Usman Khan Bio
Usman Khan, the suspect shot dead in the 30 November 2019 terror attack near London Bridge, had been released from jail after being convicted of terror offenses, including plotting to attack the London Stock Exchange in 2010.
Khan was part of a gang of nine extremists from Stoke-on-Trent, Cardiff and London, who were convicted in February 2012 before the Woolwich Crown Court. He had planned to build a “military training facility for terrorists” on his family’s land in Kashmir.
Khan was the youngest member of the group at the age of 19. In their ruling, Judge Wilkie, Khan and two others are “more serious jihadists” than the others.
Originally, it was considered that Khan was never released unless it was no longer considered a threat, but this condition was lifted later.
He was released in December 2018 under license.
Wilkie said that Khan and his co-defendants Nazam Hussain and Mohammed Shahjahan were planning to fund and establish a terrorist education school. Khan and Hussain planned to leave the United Kingdom in January 2011 to train.
In a July 2013 report, the independent terrorism investigator said that Khan had been one of three Stoke men who had traveled to the tribal areas administered by Pakistan (fata) and planned to fund a terrorist training camp in Kashmir, to build and participate in the conduct of terrorist acts in the future. They belonged to a group that had copies of the English-speaking extremist magazine Al Qaeda Inspire and had considered sending letters with bombs by mail.
Who is Knife Man of London Bridge Stabbing Attack
wearing a hoax explosive device went on a stabbing spree near London Bridge on Friday, killing two and wounding three others before he was shot and killed by police, authorities said. British police are calling the attack a “terrorist incident.”
London Bridge Stabbing Incident
The attack started at a local conference venue and police were called to the scene at 1:58 p.m. local time, said Cressida Dick, the commissioner of London’s Metropolitan Police Service. Five minutes later, police confronted the attacker, she said, adding that members of the public showed “extraordinary courage” by stepping in to tackle him.
Armed officers from the City of London Police shot and killed the suspect, who died at the scene, said Neil Basu, the department’s assistant commissioner for specialist operations.

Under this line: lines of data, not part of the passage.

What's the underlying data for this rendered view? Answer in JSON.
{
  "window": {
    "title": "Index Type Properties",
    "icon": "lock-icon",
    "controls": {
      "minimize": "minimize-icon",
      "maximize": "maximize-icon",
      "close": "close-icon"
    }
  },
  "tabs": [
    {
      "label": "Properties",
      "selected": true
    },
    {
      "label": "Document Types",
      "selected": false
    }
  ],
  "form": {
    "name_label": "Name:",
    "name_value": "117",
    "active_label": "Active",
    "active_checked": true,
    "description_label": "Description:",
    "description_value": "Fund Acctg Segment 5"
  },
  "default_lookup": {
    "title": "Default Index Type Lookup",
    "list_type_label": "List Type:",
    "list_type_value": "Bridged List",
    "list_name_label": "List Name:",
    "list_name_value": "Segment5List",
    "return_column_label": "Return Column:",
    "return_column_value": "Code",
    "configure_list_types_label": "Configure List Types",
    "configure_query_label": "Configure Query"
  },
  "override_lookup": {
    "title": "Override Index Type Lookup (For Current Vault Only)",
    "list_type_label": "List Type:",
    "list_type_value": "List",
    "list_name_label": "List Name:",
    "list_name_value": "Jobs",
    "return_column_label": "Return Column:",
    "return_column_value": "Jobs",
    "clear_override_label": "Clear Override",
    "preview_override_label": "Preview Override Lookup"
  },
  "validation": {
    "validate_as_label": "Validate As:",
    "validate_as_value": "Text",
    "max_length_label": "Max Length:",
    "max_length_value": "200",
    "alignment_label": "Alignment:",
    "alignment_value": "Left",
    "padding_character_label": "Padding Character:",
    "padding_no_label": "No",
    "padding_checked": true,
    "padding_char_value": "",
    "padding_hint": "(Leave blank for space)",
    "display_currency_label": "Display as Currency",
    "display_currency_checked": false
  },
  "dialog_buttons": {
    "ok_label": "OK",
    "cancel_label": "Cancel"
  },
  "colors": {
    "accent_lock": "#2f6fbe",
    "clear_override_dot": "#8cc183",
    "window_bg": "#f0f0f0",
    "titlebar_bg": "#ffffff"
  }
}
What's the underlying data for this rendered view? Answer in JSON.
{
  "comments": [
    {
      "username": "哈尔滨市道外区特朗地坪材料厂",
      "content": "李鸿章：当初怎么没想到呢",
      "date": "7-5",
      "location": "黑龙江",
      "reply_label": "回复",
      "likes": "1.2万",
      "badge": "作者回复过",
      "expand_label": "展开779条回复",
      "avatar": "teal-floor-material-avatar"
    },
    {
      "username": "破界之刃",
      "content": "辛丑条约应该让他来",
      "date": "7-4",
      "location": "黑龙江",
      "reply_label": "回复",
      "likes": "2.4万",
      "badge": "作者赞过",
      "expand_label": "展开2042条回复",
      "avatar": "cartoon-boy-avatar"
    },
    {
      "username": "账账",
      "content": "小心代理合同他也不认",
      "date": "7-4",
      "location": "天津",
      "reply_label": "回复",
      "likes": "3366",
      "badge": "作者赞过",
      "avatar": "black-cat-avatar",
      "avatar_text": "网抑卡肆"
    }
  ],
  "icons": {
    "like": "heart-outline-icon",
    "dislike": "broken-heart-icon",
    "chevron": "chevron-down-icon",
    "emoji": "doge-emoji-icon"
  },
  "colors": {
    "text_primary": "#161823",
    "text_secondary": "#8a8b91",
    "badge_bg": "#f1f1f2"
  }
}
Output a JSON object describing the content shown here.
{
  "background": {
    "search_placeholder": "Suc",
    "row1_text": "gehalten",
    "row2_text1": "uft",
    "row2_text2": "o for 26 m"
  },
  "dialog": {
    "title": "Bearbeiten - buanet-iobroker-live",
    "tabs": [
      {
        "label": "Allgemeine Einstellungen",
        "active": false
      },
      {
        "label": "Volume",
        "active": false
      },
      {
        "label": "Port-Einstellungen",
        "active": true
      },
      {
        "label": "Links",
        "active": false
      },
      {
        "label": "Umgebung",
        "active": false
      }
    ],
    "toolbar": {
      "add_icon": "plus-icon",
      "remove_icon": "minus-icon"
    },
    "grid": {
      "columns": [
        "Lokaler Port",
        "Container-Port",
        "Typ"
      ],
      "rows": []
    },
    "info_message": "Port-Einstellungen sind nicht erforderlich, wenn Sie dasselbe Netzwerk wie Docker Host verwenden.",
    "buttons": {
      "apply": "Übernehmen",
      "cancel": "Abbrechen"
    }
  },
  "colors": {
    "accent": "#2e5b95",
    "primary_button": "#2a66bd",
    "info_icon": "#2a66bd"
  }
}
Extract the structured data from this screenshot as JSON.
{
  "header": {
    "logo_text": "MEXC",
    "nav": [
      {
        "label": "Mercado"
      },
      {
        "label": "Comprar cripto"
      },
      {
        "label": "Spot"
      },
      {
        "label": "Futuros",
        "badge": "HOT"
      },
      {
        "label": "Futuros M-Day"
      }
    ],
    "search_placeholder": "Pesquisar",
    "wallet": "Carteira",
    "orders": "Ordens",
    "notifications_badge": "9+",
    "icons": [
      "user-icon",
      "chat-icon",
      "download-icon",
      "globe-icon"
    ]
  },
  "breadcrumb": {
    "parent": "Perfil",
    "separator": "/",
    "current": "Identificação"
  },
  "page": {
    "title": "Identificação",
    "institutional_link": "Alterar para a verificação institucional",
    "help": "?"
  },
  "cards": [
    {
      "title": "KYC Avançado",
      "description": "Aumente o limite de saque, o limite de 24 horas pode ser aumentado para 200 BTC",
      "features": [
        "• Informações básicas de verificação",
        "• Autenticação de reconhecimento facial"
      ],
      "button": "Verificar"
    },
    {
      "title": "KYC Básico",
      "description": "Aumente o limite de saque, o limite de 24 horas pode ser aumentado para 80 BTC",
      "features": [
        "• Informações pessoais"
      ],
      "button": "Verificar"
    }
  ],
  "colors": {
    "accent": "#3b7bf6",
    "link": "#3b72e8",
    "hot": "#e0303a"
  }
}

Police officers in Britain generally do not carry guns.
London Bridge Stabbing Victims
The three wounded were being treated at two local hospitals in the city, the London Ambulance Service said in a statement.
London Mayor Sadiq Khan commended the “breathtaking heroism” of civilians “who literally ran towards danger” without knowing the device strapped to the suspect was a fake. “I want to say thank you to them on behalf of all Londoners,” Khan said.
“We must — and we will — stay resolute in our determination to stand strong and united in the face of terror,” Khan said in a statement. “Those who seek to attack us and divide us will never succeed.”
Prime Minister Boris Johnson said “to the best of our knowledge the incident has been contained,” but he urged the public to remain vigilant. “One cannot help but think back to what happened in 2017 in the same part of the city,” Johnson said.